    The risk of loss of principal or loss of a financial reward stemming ...
  4. Debt Security

    Any debt instrument that can be bought or sold between two parties ...
  5. Credit Rating

    An assessment of the creditworthiness of a borrower in general ...
  6. Collateralized Bond Obligation ...

    An investment-grade bond backed by a pool of junk bonds. Junk ...
Related Articles
  1. Investing

    Corporate Bonds: An Introduction To Credit Risk

    Corporate bonds offer higher yields, but it's important to evaluate the extra risk involved before you buy.
  2. Financial Advisor

    Advising FAs: Explaining Bonds to a Client

    Most of us have borrowed money at some point in our lives, and just as people need money, so do companies and governments. Companies need funds to expand into new markets, while governments need ...
  3. Investing

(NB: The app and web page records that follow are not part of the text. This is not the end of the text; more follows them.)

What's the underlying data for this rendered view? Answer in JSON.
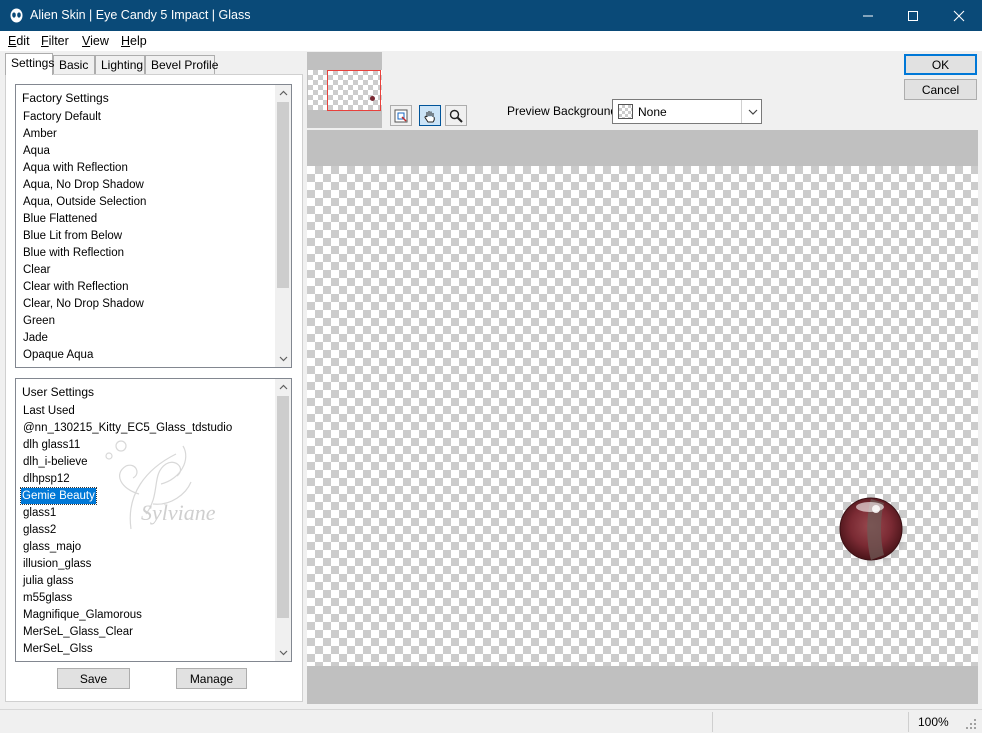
{
  "window": {
    "title": "Alien Skin | Eye Candy 5 Impact | Glass",
    "title_bar_color": "#0a4a78",
    "controls": [
      "minimize-icon",
      "maximize-icon",
      "close-icon"
    ]
  },
  "menu": [
    {
      "first": "E",
      "rest": "dit"
    },
    {
      "first": "F",
      "rest": "ilter"
    },
    {
      "first": "V",
      "rest": "iew"
    },
    {
      "first": "H",
      "rest": "elp"
    }
  ],
  "tabs": [
    "Settings",
    "Basic",
    "Lighting",
    "Bevel Profile"
  ],
  "factory_settings": {
    "header": "Factory Settings",
    "items": [
      "Factory Default",
      "Amber",
      "Aqua",
      "Aqua with Reflection",
      "Aqua, No Drop Shadow",
      "Aqua, Outside Selection",
      "Blue Flattened",
      "Blue Lit from Below",
      "Blue with Reflection",
      "Clear",
      "Clear with Reflection",
      "Clear, No Drop Shadow",
      "Green",
      "Jade",
      "Opaque Aqua"
    ]
  },
  "user_settings": {
    "header": "User Settings",
    "items": [
      "Last Used",
      "@nn_130215_Kitty_EC5_Glass_tdstudio",
      "dlh glass11",
      "dlh_i-believe",
      "dlhpsp12",
      "Gemie Beauty",
      "glass1",
      "glass2",
      "glass_majo",
      "illusion_glass",
      "julia glass",
      "m55glass",
      "Magnifique_Glamorous",
      "MerSeL_Glass_Clear",
      "MerSeL_Glss"
    ],
    "selected": "Gemie Beauty"
  },
  "buttons": {
    "save": "Save",
    "manage": "Manage",
    "ok": "OK",
    "cancel": "Cancel"
  },
  "preview": {
    "background_label": "Preview Background:",
    "background_value": "None",
    "tools": [
      "navigate-icon",
      "hand-icon",
      "zoom-icon"
    ],
    "active_tool": "hand-icon",
    "watermark_text": "Sylviane",
    "navigator_frame_color": "#e8413c",
    "glass_color": "#7a2a33"
  },
  "status": {
    "zoom": "100%"
  },
  "colors": {
    "selection": "#0078d7",
    "accent": "#0078d7"
  }
}
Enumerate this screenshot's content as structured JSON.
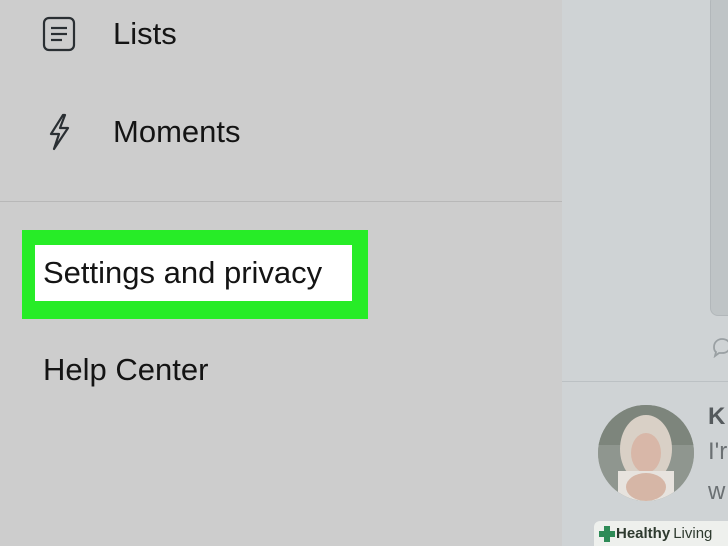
{
  "menu": {
    "items": [
      {
        "label": "Lists",
        "icon": "list-icon"
      },
      {
        "label": "Moments",
        "icon": "lightning-icon"
      }
    ],
    "settings_label": "Settings and privacy",
    "help_label": "Help Center"
  },
  "timeline": {
    "tweet": {
      "name_fragment": "K",
      "line1_fragment": "I'r",
      "line2_fragment": "w"
    }
  },
  "watermark": {
    "brand": "Healthy",
    "suffix": "Living"
  },
  "colors": {
    "highlight": "#27ec27",
    "drawer_bg": "#cdcdcd",
    "text": "#141414"
  }
}
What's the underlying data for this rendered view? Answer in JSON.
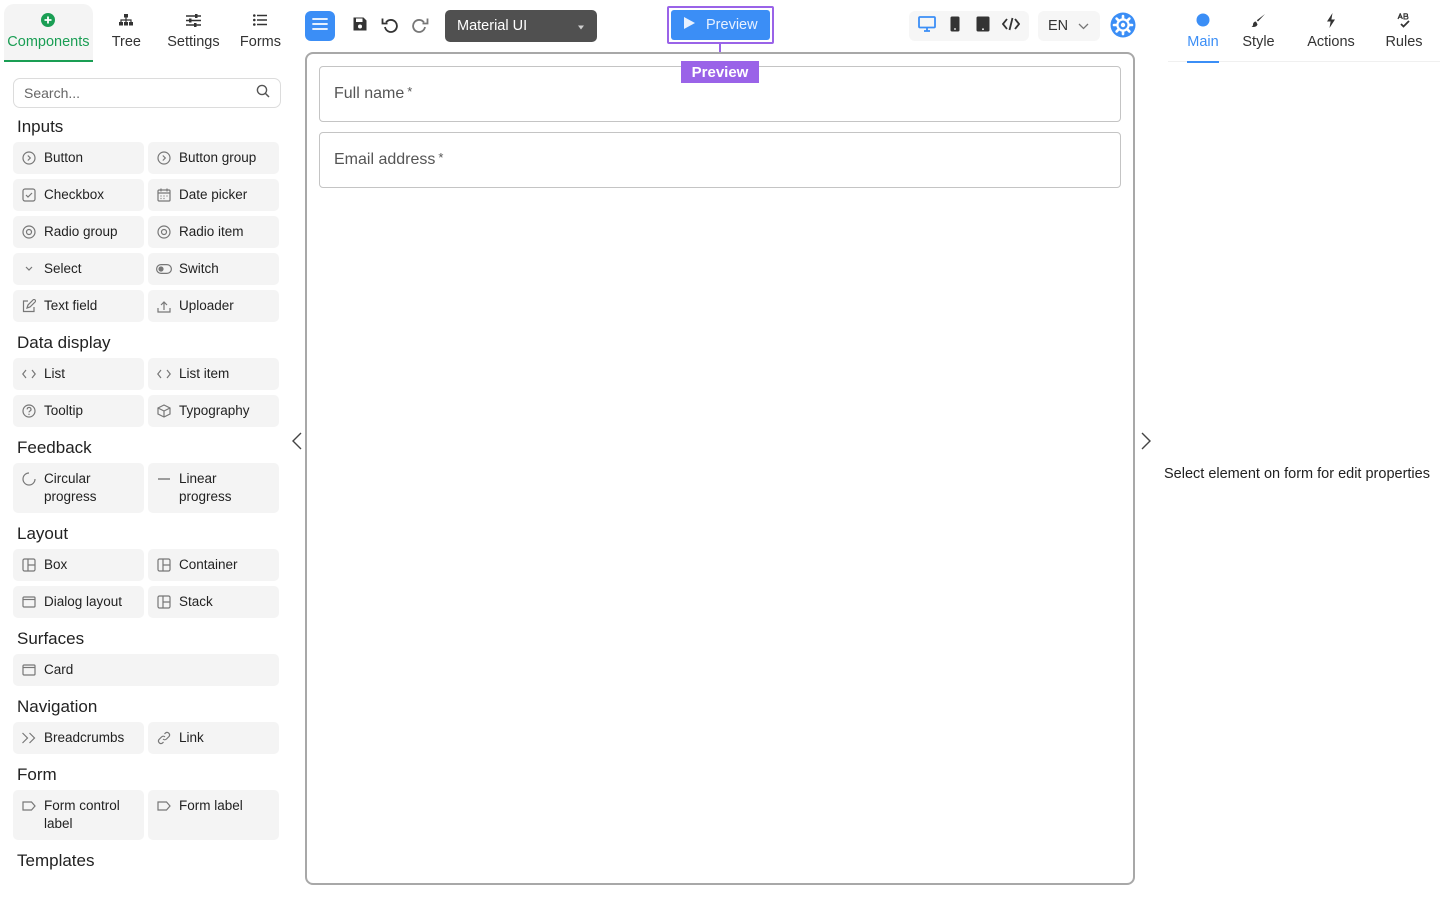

    Find The Right Bond At The Right Time

    Find out which bonds you should be investing in and when you should be buying them.
  4. Investing

    Six Biggest Bond Risks

    Don't assume that you can't lose money in this market - you can. Find out how.
  5. Investing

    Investing in Bonds: 5 Mistakes to Avoid in Today's Market

    Investors need to understand the five mistakes involving interest rate risk, credit risk, complex bonds, markups and inflation to avoid in the bond market.
  6. Investing

    Understanding Credit Risk

    Credit risk arises whenever a borrower is expecting to use future cash flows to pay a current debt.
  7. Investing

    Find Security In Covered Bonds

    Find out about a safe investing alternative that could have prevented the subprime meltdown.
  8. Investing

    The Pros and Cons of High-Yield Bonds

    Junk bonds are more volatile than investment-grade bonds but may provide significant advantages when analyzed in-depth.
  9. Investing

    How To Choose The Right Bond For You

    Bond investing is a stable and low-risk way to diversify a portfolio. However, knowing which types of bonds are right for you is not always easy.
RELATED FAQS
  1. What are some classes I can take to prepare for the Series 6 exam?

    Learn about how the risk-return tradeoff applies to bond yields, and the different types of risks associated with investing ... Read Answer >>
  2. How do the returns on municipal bonds compare to those of other bonds?

    Learn how tax-free municipal bonds may provide better returns than other types of bonds, and understand the risks of municipal ... Read Answer >>
  3. What forms of debt security are available for the average investor?

    Discover the various different types of debt securities, issued by government entities or corporations, that are available ... Read Answer >>
  4. How important is credit rating on a fixed income security?

    Learn how credit ratings for fixed-income securities impact the yield and provide guidance for the amount of risk for the ... Read Answer >>
  5. Who are the key players in the bond market?

    The bond market can essentially be broken down into three main groups: issuers, underwriters and purchasers. The issuers ... Read Answer >>
  6. How are junk bonds rated differently by Standard & Poor's and Moody's?

    Learn how credit rating agencies rate bonds with junk bond status, and understand how downgrade risk can impact the price ... Read Answer >>
Hot Definitions
  1. Pro Forma

    A Latin term meaning "for the sake of form". In the investing world, it describes a method of calculating financial results ...
  2. Trumpcare

    The American Health Care Act, also known as Trumpcare and Ryancare, is the Republican proposal to replace Obamacare.
  3. Free Carrier - FCA

    A trade term requiring the seller to deliver goods to a named airport, terminal, or other place where the carrier operates. ...
  4. Portable Alpha

    A strategy in which portfolio managers separate alpha from beta by investing in securities that differ from the market index ...
  5. Run Rate

    1. How the financial performance of a company would look if you were to extrapolate current results out over a certain period ...
  6. Hard Fork

    A hard fork (or sometimes hardfork) is a radical change to the protocol that makes previously invalid blocks/transactions ...
Trading Center